Did you captain the debate team in high school? Negotiating is tricky business. Sellers often have a lot of personal attachment and can’t see things outside of that bias. Buyers may not feel confident about speaking up when they see a potential issue. Or they may feel overly confident and do damage when they simply want to criticize what they see as hideous decorating techniques. Agents can represent your interests, leaving the parties with emotional involvement right out of the thick of things. Deals have gone dead over insults, real or imagined. Let your agent play the bad cop, if necessary. Let them schmooze, too.

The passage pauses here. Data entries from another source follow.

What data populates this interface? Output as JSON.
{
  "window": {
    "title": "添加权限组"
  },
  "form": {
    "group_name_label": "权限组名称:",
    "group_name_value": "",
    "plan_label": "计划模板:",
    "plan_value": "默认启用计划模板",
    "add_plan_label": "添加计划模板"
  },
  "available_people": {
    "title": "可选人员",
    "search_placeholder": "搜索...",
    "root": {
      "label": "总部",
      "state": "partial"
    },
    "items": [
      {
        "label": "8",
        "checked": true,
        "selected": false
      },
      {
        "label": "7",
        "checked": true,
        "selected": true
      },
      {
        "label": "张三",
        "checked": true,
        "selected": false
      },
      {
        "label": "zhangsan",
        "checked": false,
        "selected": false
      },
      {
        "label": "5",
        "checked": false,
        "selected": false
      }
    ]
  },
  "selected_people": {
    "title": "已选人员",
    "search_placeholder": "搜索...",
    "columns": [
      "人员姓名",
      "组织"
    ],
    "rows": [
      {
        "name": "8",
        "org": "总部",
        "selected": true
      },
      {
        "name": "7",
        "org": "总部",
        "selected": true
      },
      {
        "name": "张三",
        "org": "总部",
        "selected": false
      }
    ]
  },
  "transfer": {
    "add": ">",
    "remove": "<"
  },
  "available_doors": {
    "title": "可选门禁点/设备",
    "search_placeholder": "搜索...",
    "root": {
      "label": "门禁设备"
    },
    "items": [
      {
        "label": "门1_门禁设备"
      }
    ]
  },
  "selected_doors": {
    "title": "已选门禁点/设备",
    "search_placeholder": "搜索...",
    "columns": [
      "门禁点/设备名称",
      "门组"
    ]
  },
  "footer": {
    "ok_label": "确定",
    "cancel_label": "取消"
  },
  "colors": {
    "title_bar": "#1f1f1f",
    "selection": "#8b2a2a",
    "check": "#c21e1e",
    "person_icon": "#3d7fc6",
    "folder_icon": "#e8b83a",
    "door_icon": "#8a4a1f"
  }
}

It’s a trust thing. Your agent, if working under a conventional, full-service commission agreement, is bound by law to work in your best interests. Now that doesn’t mean all agents are created equal and all are equally trustworthy. But it does mean that you have recourse if something goes wrong. Your agent is responsible to his broker or professional association and to the state in which he is licensed. What’s more, your agent probably got your business based on referral. And he or she will count on you to do the same. This is further incentive, beyond the legal obligation, to put your needs first when it comes to buying or selling a home. On the other hand, if you buy from a FSBO and you’re without an agent, you have two people working for their own interests, with much less holding them to honesty and accountability. Hiring a lawyer later is much more expensive than securing a real estate agent at the start.

Sign on the dotted line. Speaking of lawyers, you may need one if you choose not to use an agent or broker. Contracts are vital, and they aren’t always easy to understand. What if you fail to make financing one of the conditions of the sale, for instance, and then find you aren’t approved for the mortgage? The seller could sue you, could keep your deposit, and could derail your home buying dream. Using an agent ensures you have someone on your side well versed in real estate contracts who can look out for any red flags or potential pit falls and make sure you have everything you need secured and in writing from the get-go.

Real estate isn’t a simple business. Do yourself a favor and rely on a professional. Happy house hunting and selling!

Agents, please feel free to send this on to your clients or share it on your own blogs and social media (with proper credit). And let me know any other reasons you suggest home buyers and sellers use a real estate professional!